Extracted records
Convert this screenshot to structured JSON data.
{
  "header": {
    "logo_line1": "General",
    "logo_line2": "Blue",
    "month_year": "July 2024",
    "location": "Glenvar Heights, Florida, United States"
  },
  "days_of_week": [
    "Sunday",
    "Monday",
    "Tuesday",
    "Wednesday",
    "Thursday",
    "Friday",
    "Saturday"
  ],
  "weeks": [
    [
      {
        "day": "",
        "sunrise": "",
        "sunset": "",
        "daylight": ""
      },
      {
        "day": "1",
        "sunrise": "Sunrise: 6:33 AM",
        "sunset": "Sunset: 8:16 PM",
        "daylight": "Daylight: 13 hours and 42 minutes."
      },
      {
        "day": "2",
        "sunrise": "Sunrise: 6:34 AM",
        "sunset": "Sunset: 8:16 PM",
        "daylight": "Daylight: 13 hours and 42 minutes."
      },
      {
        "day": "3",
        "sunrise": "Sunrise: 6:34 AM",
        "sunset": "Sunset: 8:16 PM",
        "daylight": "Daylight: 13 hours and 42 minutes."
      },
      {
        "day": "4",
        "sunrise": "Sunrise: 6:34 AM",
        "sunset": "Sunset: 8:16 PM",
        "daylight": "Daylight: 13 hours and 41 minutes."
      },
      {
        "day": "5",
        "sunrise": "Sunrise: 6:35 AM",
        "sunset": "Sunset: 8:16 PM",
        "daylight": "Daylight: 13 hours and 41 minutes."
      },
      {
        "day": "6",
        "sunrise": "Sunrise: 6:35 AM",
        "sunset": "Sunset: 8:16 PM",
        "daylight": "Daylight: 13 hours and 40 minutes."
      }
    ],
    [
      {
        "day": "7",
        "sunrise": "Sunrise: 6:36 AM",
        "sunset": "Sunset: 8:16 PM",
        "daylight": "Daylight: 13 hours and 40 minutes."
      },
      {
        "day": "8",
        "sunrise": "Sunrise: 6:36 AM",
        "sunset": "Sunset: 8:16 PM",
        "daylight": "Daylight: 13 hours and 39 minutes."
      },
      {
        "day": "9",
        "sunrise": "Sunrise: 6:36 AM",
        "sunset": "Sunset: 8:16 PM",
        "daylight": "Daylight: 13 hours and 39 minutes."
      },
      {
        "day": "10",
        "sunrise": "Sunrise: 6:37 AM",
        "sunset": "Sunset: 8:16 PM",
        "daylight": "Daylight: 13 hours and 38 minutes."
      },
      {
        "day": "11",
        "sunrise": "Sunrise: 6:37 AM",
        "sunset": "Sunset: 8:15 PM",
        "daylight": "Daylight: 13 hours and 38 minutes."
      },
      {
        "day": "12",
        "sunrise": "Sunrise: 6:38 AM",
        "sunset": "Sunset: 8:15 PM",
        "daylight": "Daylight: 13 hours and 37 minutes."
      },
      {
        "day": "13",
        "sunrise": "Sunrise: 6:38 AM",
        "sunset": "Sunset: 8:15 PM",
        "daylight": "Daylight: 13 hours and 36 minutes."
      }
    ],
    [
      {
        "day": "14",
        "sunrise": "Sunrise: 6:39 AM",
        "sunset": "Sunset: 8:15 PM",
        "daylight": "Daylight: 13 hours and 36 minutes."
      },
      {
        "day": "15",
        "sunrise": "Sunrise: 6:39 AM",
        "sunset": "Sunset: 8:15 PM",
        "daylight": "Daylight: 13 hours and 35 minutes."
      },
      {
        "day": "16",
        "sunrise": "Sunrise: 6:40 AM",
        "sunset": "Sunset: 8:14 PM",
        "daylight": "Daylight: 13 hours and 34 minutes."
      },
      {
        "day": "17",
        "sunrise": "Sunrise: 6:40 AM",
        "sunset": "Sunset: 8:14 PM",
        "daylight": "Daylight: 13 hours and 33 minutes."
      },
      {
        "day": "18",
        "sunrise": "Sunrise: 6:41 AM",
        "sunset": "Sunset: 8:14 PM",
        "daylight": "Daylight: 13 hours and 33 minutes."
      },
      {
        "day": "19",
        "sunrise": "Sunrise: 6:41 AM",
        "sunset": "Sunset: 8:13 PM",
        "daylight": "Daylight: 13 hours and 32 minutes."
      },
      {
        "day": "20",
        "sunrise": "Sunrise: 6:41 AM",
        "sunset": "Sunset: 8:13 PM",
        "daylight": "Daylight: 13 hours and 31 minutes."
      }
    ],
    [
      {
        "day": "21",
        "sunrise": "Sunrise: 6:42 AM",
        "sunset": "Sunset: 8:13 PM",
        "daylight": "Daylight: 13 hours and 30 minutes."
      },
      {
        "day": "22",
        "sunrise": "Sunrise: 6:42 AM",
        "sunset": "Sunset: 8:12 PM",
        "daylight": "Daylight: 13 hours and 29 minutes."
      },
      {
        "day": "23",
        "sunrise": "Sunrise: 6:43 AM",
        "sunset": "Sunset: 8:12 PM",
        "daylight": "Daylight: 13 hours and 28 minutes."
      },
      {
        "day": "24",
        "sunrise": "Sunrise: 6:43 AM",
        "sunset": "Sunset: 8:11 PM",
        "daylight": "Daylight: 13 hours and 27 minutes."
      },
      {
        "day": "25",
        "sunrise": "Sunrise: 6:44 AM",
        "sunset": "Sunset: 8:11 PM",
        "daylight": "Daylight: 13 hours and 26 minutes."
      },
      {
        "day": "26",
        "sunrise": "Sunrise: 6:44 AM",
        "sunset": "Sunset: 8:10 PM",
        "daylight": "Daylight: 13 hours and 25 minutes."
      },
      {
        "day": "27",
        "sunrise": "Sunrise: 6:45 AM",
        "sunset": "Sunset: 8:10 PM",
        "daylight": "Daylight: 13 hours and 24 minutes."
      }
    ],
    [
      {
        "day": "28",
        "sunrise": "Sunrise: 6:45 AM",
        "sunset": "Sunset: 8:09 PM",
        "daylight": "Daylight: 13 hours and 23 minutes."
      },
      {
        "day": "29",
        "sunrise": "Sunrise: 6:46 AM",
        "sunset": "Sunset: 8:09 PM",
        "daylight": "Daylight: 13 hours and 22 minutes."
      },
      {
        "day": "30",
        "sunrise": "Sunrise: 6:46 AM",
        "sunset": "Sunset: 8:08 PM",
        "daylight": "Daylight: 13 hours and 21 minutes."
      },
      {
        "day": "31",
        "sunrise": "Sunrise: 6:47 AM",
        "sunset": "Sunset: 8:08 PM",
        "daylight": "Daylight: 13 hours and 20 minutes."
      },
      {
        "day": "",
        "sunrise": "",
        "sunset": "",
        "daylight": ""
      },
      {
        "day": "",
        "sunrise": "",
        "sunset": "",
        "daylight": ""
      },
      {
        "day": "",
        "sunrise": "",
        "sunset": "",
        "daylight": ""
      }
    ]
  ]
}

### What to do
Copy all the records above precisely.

### Output of the exercise
Convert this screenshot to structured JSON data.
{
  "header": {
    "logo_line1": "General",
    "logo_line2": "Blue",
    "month_year": "July 2024",
    "location": "Glenvar Heights, Florida, United States"
  },
  "days_of_week": [
    "Sunday",
    "Monday",
    "Tuesday",
    "Wednesday",
    "Thursday",
    "Friday",
    "Saturday"
  ],
  "weeks": [
    [
      {
        "day": "",
        "sunrise": "",
        "sunset": "",
        "daylight": ""
      },
      {
        "day": "1",
        "sunrise": "Sunrise: 6:33 AM",
        "sunset": "Sunset: 8:16 PM",
        "daylight": "Daylight: 13 hours and 42 minutes."
      },
      {
        "day": "2",
        "sunrise": "Sunrise: 6:34 AM",
        "sunset": "Sunset: 8:16 PM",
        "daylight": "Daylight: 13 hours and 42 minutes."
      },
      {
        "day": "3",
        "sunrise": "Sunrise: 6:34 AM",
        "sunset": "Sunset: 8:16 PM",
        "daylight": "Daylight: 13 hours and 42 minutes."
      },
      {
        "day": "4",
        "sunrise": "Sunrise: 6:34 AM",
        "sunset": "Sunset: 8:16 PM",
        "daylight": "Daylight: 13 hours and 41 minutes."
      },
      {
        "day": "5",
        "sunrise": "Sunrise: 6:35 AM",
        "sunset": "Sunset: 8:16 PM",
        "daylight": "Daylight: 13 hours and 41 minutes."
      },
      {
        "day": "6",
        "sunrise": "Sunrise: 6:35 AM",
        "sunset": "Sunset: 8:16 PM",
        "daylight": "Daylight: 13 hours and 40 minutes."
      }
    ],
    [
      {
        "day": "7",
        "sunrise": "Sunrise: 6:36 AM",
        "sunset": "Sunset: 8:16 PM",
        "daylight": "Daylight: 13 hours and 40 minutes."
      },
      {
        "day": "8",
        "sunrise": "Sunrise: 6:36 AM",
        "sunset": "Sunset: 8:16 PM",
        "daylight": "Daylight: 13 hours and 39 minutes."
      },
      {
        "day": "9",
        "sunrise": "Sunrise: 6:36 AM",
        "sunset": "Sunset: 8:16 PM",
        "daylight": "Daylight: 13 hours and 39 minutes."
      },
      {
        "day": "10",
        "sunrise": "Sunrise: 6:37 AM",
        "sunset": "Sunset: 8:16 PM",
        "daylight": "Daylight: 13 hours and 38 minutes."
      },
      {
        "day": "11",
        "sunrise": "Sunrise: 6:37 AM",
        "sunset": "Sunset: 8:15 PM",
        "daylight": "Daylight: 13 hours and 38 minutes."
      },
      {
        "day": "12",
        "sunrise": "Sunrise: 6:38 AM",
        "sunset": "Sunset: 8:15 PM",
        "daylight": "Daylight: 13 hours and 37 minutes."
      },
      {
        "day": "13",
        "sunrise": "Sunrise: 6:38 AM",
        "sunset": "Sunset: 8:15 PM",
        "daylight": "Daylight: 13 hours and 36 minutes."
      }
    ],
    [
      {
        "day": "14",
        "sunrise": "Sunrise: 6:39 AM",
        "sunset": "Sunset: 8:15 PM",
        "daylight": "Daylight: 13 hours and 36 minutes."
      },
      {
        "day": "15",
        "sunrise": "Sunrise: 6:39 AM",
        "sunset": "Sunset: 8:15 PM",
        "daylight": "Daylight: 13 hours and 35 minutes."
      },
      {
        "day": "16",
        "sunrise": "Sunrise: 6:40 AM",
        "sunset": "Sunset: 8:14 PM",
        "daylight": "Daylight: 13 hours and 34 minutes."
      },
      {
        "day": "17",
        "sunrise": "Sunrise: 6:40 AM",
        "sunset": "Sunset: 8:14 PM",
        "daylight": "Daylight: 13 hours and 33 minutes."
      },
      {
        "day": "18",
        "sunrise": "Sunrise: 6:41 AM",
        "sunset": "Sunset: 8:14 PM",
        "daylight": "Daylight: 13 hours and 33 minutes."
      },
      {
        "day": "19",
        "sunrise": "Sunrise: 6:41 AM",
        "sunset": "Sunset: 8:13 PM",
        "daylight": "Daylight: 13 hours and 32 minutes."
      },
      {
        "day": "20",
        "sunrise": "Sunrise: 6:41 AM",
        "sunset": "Sunset: 8:13 PM",
        "daylight": "Daylight: 13 hours and 31 minutes."
      }
    ],
    [
      {
        "day": "21",
        "sunrise": "Sunrise: 6:42 AM",
        "sunset": "Sunset: 8:13 PM",
        "daylight": "Daylight: 13 hours and 30 minutes."
      },
      {
        "day": "22",
        "sunrise": "Sunrise: 6:42 AM",
        "sunset": "Sunset: 8:12 PM",
        "daylight": "Daylight: 13 hours and 29 minutes."
      },
      {
        "day": "23",
        "sunrise": "Sunrise: 6:43 AM",
        "sunset": "Sunset: 8:12 PM",
        "daylight": "Daylight: 13 hours and 28 minutes."
      },
      {
        "day": "24",
        "sunrise": "Sunrise: 6:43 AM",
        "sunset": "Sunset: 8:11 PM",
        "daylight": "Daylight: 13 hours and 27 minutes."
      },
      {
        "day": "25",
        "sunrise": "Sunrise: 6:44 AM",
        "sunset": "Sunset: 8:11 PM",
        "daylight": "Daylight: 13 hours and 26 minutes."
      },
      {
        "day": "26",
        "sunrise": "Sunrise: 6:44 AM",
        "sunset": "Sunset: 8:10 PM",
        "daylight": "Daylight: 13 hours and 25 minutes."
      },
      {
        "day": "27",
        "sunrise": "Sunrise: 6:45 AM",
        "sunset": "Sunset: 8:10 PM",
        "daylight": "Daylight: 13 hours and 24 minutes."
      }
    ],
    [
      {
        "day": "28",
        "sunrise": "Sunrise: 6:45 AM",
        "sunset": "Sunset: 8:09 PM",
        "daylight": "Daylight: 13 hours and 23 minutes."
      },
      {
        "day": "29",
        "sunrise": "Sunrise: 6:46 AM",
        "sunset": "Sunset: 8:09 PM",
        "daylight": "Daylight: 13 hours and 22 minutes."
      },
      {
        "day": "30",
        "sunrise": "Sunrise: 6:46 AM",
        "sunset": "Sunset: 8:08 PM",
        "daylight": "Daylight: 13 hours and 21 minutes."
      },
      {
        "day": "31",
        "sunrise": "Sunrise: 6:47 AM",
        "sunset": "Sunset: 8:08 PM",
        "daylight": "Daylight: 13 hours and 20 minutes."
      },
      {
        "day": "",
        "sunrise": "",
        "sunset": "",
        "daylight": ""
      },
      {
        "day": "",
        "sunrise": "",
        "sunset": "",
        "daylight": ""
      },
      {
        "day": "",
        "sunrise": "",
        "sunset": "",
        "daylight": ""
      }
    ]
  ]
}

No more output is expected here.